### [DATASET CONTENT]
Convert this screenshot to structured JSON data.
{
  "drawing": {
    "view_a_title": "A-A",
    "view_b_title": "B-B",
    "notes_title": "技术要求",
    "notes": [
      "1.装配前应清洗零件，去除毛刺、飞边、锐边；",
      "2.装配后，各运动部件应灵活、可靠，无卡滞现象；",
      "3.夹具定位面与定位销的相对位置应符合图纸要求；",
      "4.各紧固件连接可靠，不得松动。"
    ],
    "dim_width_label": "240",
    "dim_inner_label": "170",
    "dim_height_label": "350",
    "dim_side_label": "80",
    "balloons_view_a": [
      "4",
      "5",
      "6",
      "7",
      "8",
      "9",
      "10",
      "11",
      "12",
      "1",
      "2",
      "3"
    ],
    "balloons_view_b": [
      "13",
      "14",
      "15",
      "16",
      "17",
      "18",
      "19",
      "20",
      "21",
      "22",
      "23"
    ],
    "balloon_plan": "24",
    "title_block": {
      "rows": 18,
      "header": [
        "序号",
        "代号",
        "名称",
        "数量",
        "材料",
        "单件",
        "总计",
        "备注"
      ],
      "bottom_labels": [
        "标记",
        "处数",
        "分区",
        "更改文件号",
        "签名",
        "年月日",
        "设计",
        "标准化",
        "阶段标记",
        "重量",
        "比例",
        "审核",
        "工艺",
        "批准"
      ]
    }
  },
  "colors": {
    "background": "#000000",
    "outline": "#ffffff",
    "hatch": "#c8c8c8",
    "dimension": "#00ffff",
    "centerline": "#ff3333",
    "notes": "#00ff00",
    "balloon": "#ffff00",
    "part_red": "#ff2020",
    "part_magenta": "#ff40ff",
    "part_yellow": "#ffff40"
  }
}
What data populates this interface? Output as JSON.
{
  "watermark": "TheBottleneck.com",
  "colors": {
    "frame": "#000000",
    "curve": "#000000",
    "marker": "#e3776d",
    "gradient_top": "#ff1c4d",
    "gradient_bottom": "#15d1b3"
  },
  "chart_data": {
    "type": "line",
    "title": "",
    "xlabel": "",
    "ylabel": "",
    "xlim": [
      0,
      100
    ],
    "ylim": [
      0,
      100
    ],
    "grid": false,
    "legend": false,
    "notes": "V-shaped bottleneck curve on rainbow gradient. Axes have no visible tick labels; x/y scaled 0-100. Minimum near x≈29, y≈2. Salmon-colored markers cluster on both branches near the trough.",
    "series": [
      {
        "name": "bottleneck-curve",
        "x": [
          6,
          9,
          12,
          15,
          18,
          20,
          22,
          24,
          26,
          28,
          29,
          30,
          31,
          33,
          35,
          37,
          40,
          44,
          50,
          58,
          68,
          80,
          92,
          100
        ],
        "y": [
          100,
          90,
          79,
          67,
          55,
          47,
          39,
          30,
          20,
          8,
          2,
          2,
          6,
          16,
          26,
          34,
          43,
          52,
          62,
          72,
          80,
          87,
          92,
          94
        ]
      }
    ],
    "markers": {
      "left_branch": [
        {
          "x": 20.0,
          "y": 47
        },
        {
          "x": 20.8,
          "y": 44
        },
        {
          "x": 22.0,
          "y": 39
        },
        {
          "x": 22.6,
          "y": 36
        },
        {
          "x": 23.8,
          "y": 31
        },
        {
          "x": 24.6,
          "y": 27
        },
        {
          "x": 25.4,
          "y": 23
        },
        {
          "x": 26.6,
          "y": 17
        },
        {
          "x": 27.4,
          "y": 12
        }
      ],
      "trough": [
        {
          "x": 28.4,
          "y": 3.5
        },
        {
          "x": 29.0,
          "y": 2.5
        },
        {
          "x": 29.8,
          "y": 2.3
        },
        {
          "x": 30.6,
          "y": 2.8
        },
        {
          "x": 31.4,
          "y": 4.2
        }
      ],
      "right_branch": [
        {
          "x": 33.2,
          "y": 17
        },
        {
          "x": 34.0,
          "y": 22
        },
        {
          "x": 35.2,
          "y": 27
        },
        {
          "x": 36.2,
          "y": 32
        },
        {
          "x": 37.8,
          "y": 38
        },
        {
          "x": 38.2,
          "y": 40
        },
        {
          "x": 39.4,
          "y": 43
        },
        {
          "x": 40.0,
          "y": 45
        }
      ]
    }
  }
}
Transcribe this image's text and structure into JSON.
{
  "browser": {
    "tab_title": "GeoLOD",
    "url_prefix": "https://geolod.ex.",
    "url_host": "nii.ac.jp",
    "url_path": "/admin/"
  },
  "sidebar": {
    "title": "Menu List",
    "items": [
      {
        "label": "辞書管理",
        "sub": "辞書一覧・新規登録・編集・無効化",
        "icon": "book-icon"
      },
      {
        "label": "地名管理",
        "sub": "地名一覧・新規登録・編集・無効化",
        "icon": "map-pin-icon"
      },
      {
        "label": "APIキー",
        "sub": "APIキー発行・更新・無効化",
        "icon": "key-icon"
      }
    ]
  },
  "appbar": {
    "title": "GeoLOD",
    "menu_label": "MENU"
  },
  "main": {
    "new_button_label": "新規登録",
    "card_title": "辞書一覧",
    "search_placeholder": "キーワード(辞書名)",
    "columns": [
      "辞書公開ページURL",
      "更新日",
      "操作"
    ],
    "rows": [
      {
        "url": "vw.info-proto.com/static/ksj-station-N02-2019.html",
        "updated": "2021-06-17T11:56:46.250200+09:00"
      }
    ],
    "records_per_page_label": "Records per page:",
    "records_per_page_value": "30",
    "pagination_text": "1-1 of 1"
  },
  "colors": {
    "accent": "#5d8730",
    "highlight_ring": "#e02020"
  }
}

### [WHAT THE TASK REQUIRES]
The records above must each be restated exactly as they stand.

### [RESULT]
Convert this screenshot to structured JSON data.
{
  "drawing": {
    "view_a_title": "A-A",
    "view_b_title": "B-B",
    "notes_title": "技术要求",
    "notes": [
      "1.装配前应清洗零件，去除毛刺、飞边、锐边；",
      "2.装配后，各运动部件应灵活、可靠，无卡滞现象；",
      "3.夹具定位面与定位销的相对位置应符合图纸要求；",
      "4.各紧固件连接可靠，不得松动。"
    ],
    "dim_width_label": "240",
    "dim_inner_label": "170",
    "dim_height_label": "350",
    "dim_side_label": "80",
    "balloons_view_a": [
      "4",
      "5",
      "6",
      "7",
      "8",
      "9",
      "10",
      "11",
      "12",
      "1",
      "2",
      "3"
    ],
    "balloons_view_b": [
      "13",
      "14",
      "15",
      "16",
      "17",
      "18",
      "19",
      "20",
      "21",
      "22",
      "23"
    ],
    "balloon_plan": "24",
    "title_block": {
      "rows": 18,
      "header": [
        "序号",
        "代号",
        "名称",
        "数量",
        "材料",
        "单件",
        "总计",
        "备注"
      ],
      "bottom_labels": [
        "标记",
        "处数",
        "分区",
        "更改文件号",
        "签名",
        "年月日",
        "设计",
        "标准化",
        "阶段标记",
        "重量",
        "比例",
        "审核",
        "工艺",
        "批准"
      ]
    }
  },
  "colors": {
    "background": "#000000",
    "outline": "#ffffff",
    "hatch": "#c8c8c8",
    "dimension": "#00ffff",
    "centerline": "#ff3333",
    "notes": "#00ff00",
    "balloon": "#ffff00",
    "part_red": "#ff2020",
    "part_magenta": "#ff40ff",
    "part_yellow": "#ffff40"
  }
}
What data populates this interface? Output as JSON.
{
  "watermark": "TheBottleneck.com",
  "colors": {
    "frame": "#000000",
    "curve": "#000000",
    "marker": "#e3776d",
    "gradient_top": "#ff1c4d",
    "gradient_bottom": "#15d1b3"
  },
  "chart_data": {
    "type": "line",
    "title": "",
    "xlabel": "",
    "ylabel": "",
    "xlim": [
      0,
      100
    ],
    "ylim": [
      0,
      100
    ],
    "grid": false,
    "legend": false,
    "notes": "V-shaped bottleneck curve on rainbow gradient. Axes have no visible tick labels; x/y scaled 0-100. Minimum near x≈29, y≈2. Salmon-colored markers cluster on both branches near the trough.",
    "series": [
      {
        "name": "bottleneck-curve",
        "x": [
          6,
          9,
          12,
          15,
          18,
          20,
          22,
          24,
          26,
          28,
          29,
          30,
          31,
          33,
          35,
          37,
          40,
          44,
          50,
          58,
          68,
          80,
          92,
          100
        ],
        "y": [
          100,
          90,
          79,
          67,
          55,
          47,
          39,
          30,
          20,
          8,
          2,
          2,
          6,
          16,
          26,
          34,
          43,
          52,
          62,
          72,
          80,
          87,
          92,
          94
        ]
      }
    ],
    "markers": {
      "left_branch": [
        {
          "x": 20.0,
          "y": 47
        },
        {
          "x": 20.8,
          "y": 44
        },
        {
          "x": 22.0,
          "y": 39
        },
        {
          "x": 22.6,
          "y": 36
        },
        {
          "x": 23.8,
          "y": 31
        },
        {
          "x": 24.6,
          "y": 27
        },
        {
          "x": 25.4,
          "y": 23
        },
        {
          "x": 26.6,
          "y": 17
        },
        {
          "x": 27.4,
          "y": 12
        }
      ],
      "trough": [
        {
          "x": 28.4,
          "y": 3.5
        },
        {
          "x": 29.0,
          "y": 2.5
        },
        {
          "x": 29.8,
          "y": 2.3
        },
        {
          "x": 30.6,
          "y": 2.8
        },
        {
          "x": 31.4,
          "y": 4.2
        }
      ],
      "right_branch": [
        {
          "x": 33.2,
          "y": 17
        },
        {
          "x": 34.0,
          "y": 22
        },
        {
          "x": 35.2,
          "y": 27
        },
        {
          "x": 36.2,
          "y": 32
        },
        {
          "x": 37.8,
          "y": 38
        },
        {
          "x": 38.2,
          "y": 40
        },
        {
          "x": 39.4,
          "y": 43
        },
        {
          "x": 40.0,
          "y": 45
        }
      ]
    }
  }
}
Transcribe this image's text and structure into JSON.
{
  "browser": {
    "tab_title": "GeoLOD",
    "url_prefix": "https://geolod.ex.",
    "url_host": "nii.ac.jp",
    "url_path": "/admin/"
  },
  "sidebar": {
    "title": "Menu List",
    "items": [
      {
        "label": "辞書管理",
        "sub": "辞書一覧・新規登録・編集・無効化",
        "icon": "book-icon"
      },
      {
        "label": "地名管理",
        "sub": "地名一覧・新規登録・編集・無効化",
        "icon": "map-pin-icon"
      },
      {
        "label": "APIキー",
        "sub": "APIキー発行・更新・無効化",
        "icon": "key-icon"
      }
    ]
  },
  "appbar": {
    "title": "GeoLOD",
    "menu_label": "MENU"
  },
  "main": {
    "new_button_label": "新規登録",
    "card_title": "辞書一覧",
    "search_placeholder": "キーワード(辞書名)",
    "columns": [
      "辞書公開ページURL",
      "更新日",
      "操作"
    ],
    "rows": [
      {
        "url": "vw.info-proto.com/static/ksj-station-N02-2019.html",
        "updated": "2021-06-17T11:56:46.250200+09:00"
      }
    ],
    "records_per_page_label": "Records per page:",
    "records_per_page_value": "30",
    "pagination_text": "1-1 of 1"
  },
  "colors": {
    "accent": "#5d8730",
    "highlight_ring": "#e02020"
  }
}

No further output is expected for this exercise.